Typically, package scanners work by checking whether the contents of a software package match items that are known to be vulnerable based on databases that track security flaws within applications and libraries. For example, a vulnerability scanner may determine that a package includes a particular version of a software library that contains a known security bug. The scanner would flag the issue and warn developers to update the library to a more recent, secure version.
The limitations of package vulnerability scanners
While vulnerability scanners are an important tool for finding many types of security risks within software, it’s important to remember that they only check for vulnerabilities that have already been identified within vulnerability databases.
They usually can’t detect security bugs, like buffer overflow vulnerabilities, that exist within code that developers write in-house. That’s a job for static application security testing tools. Nor do they monitor application behavior for signs of a security breach, which is a task handled by SIEMs and other security monitoring tools.

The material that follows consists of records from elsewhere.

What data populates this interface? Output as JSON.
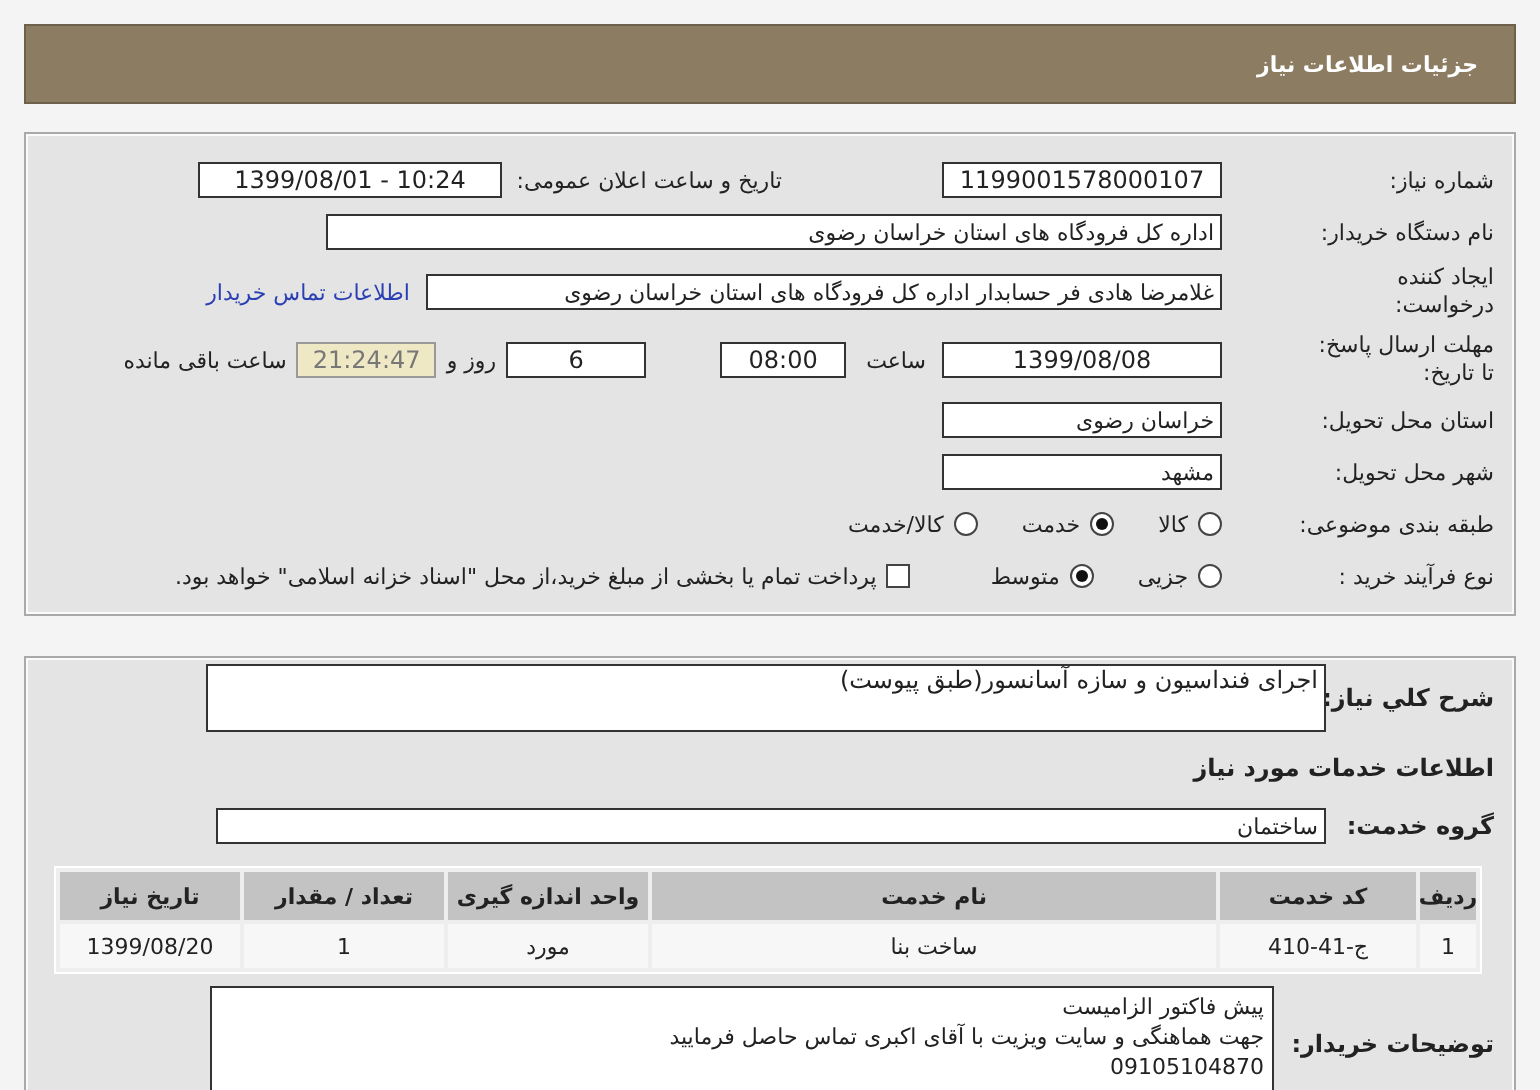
{
  "header": {
    "title": "جزئیات اطلاعات نیاز"
  },
  "need_number": {
    "label": "شماره نیاز:",
    "value": "1199001578000107"
  },
  "announce": {
    "label": "تاریخ و ساعت اعلان عمومی:",
    "value": "1399/08/01 - 10:24"
  },
  "buyer_org": {
    "label": "نام دستگاه خریدار:",
    "value": "اداره کل فرودگاه های استان خراسان رضوی"
  },
  "requester": {
    "label_lines": [
      "ایجاد کننده",
      "درخواست:"
    ],
    "value": "غلامرضا هادی فر حسابدار اداره کل فرودگاه های استان خراسان رضوی",
    "link": "اطلاعات تماس خریدار"
  },
  "deadline": {
    "label_lines": [
      "مهلت ارسال پاسخ:",
      "تا تاریخ:"
    ],
    "date": "1399/08/08",
    "time_label": "ساعت",
    "time": "08:00",
    "days": "6",
    "days_label": "روز و",
    "remaining": "21:24:47",
    "remaining_label": "ساعت باقی مانده"
  },
  "province": {
    "label": "استان محل تحویل:",
    "value": "خراسان رضوی"
  },
  "city": {
    "label": "شهر محل تحویل:",
    "value": "مشهد"
  },
  "category": {
    "label": "طبقه بندی موضوعی:",
    "options": [
      {
        "label": "کالا",
        "selected": false
      },
      {
        "label": "خدمت",
        "selected": true
      },
      {
        "label": "کالا/خدمت",
        "selected": false
      }
    ]
  },
  "process": {
    "label": "نوع فرآیند خرید :",
    "options": [
      {
        "label": "جزیی",
        "selected": false
      },
      {
        "label": "متوسط",
        "selected": true
      }
    ],
    "treasury": {
      "checked": false,
      "label": "پرداخت تمام یا بخشی از مبلغ خرید،از محل \"اسناد خزانه اسلامی\" خواهد بود."
    }
  },
  "description": {
    "label": "شرح کلي نياز:",
    "value": "اجرای فنداسیون و سازه آسانسور(طبق پیوست)"
  },
  "services_heading": "اطلاعات خدمات مورد نیاز",
  "service_group": {
    "label": "گروه خدمت:",
    "value": "ساختمان"
  },
  "table": {
    "columns": [
      "ردیف",
      "کد خدمت",
      "نام خدمت",
      "واحد اندازه گیری",
      "تعداد / مقدار",
      "تاریخ نیاز"
    ],
    "rows": [
      [
        "1",
        "ج-41-410",
        "ساخت بنا",
        "مورد",
        "1",
        "1399/08/20"
      ]
    ]
  },
  "buyer_notes": {
    "label": "توضیحات خریدار:",
    "lines": [
      "پیش فاکتور الزامیست",
      "جهت هماهنگی و سایت ویزیت با آقای اکبری تماس حاصل فرمایید",
      "09105104870"
    ]
  }
}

Another limitation is interpreting the large number of alerts that vulnerability scanners can generate. You’ll typically receive a long list of vulnerabilities when you scan your packages, and the scanner doesn’t necessarily assess the severity of each vulnerability it identifies. For that reason, it can be challenging to know which vulnerabilities are serious enough to warrant not using an image, and which pose insignificant risks. Gleaning that insight often requires manual analysis of each vulnerability and its potential to impact your environment.
Getting the most from package vulnerability scanners
Simply deploying an automated package vulnerability scanner as part of your CI/CD pipeline is the first step toward staying ahead of security issues. But teams should take additional steps to maximize their chances of finding all potential vulnerabilities within packages.
Keep packages as small as possible
The more code and dependencies you have in each package, the more difficult it can be for vulnerability scanners to unpack all of the layers and detect vulnerabilities. It’s also harder to fix a security issue and rebuild the package if the package contains many items.
It’s a best practice to ensure that each package you create contains only the code and other resources required to deploy one facet of functionality. Resist the temptation to cram multiple components of an application into a single package.
For instance, instead of creating a Docker image that contains multiple microservices, generate different images for each microservice. Or, rather than packaging both an application frontend and the application logic into the same Debian package, separate them into different packages.
Scan early in the development lifecycle
Instead of waiting until just before deployment to scan packages, aim to perform scans as soon as packages are built.
Scanning as early as possible offers two benefits. First, vulnerabilities are easier to address earlier in the CI/CD pipeline, because you have less invested. If you wait to scan until you’ve already performed other types of tests with your packages, you’ll need to run those tests again if you detect a vulnerability and have to rebuild the package.
Second, early scanning minimizes the risk of making an insecure application available to production. You don’t want to push container images into a registry, where users could start downloading and installing them, before you’ve scanned them.
Early scanning is not a substitute for scanning just prior to deployment, which is also important in order to ensure you assess the risks of the software you actually push into production. But scanning earlier in the development cycle as well will help you weed out potential vulnerabilities before they move down the pipeline.
Assess priority levels
As noted above, a long list of vulnerabilities within a package isn’t very helpful if your team struggles to determine which vulnerabilities are serious enough to make the package unusable. Avoid this problem by investing in a scanner that enables effective vulnerability risk assessment and prioritization based on an analysis of the actual security impact of each vulnerability. That way, you can easily determine which vulnerabilities are show-stoppers, and which are issues that you can ignore.
Scan packages even if you trust the source
Sometimes, the packages you deploy come from third-party sources rather than in-house. It’s critical in these cases to ensure that you scan the packages, no matter how much confidence you have in the source.
Invest in a comprehensive vulnerability database
Package vulnerability scanners are only as effective as the vulnerability data you feed into them. If your vulnerability database doesn’t include a known security issue, your scanner can’t detect it. And while a variety of freely available public vulnerability databases exist, such as the MITRE CVE catalog, or the NIST National Vulnerability Database, they don’t always include the very latest threat information.
That’s why it’s a wise choice to invest in a vulnerability scanning solution from a provider that leverages a comprehensive vulnerability database by drawing on multiple sources of threat information — including public risk catalogs, proprietary sources like RBS VulnDB and in-house research by security experts. All of these vulnerability resources are integrated into JFrog Xray.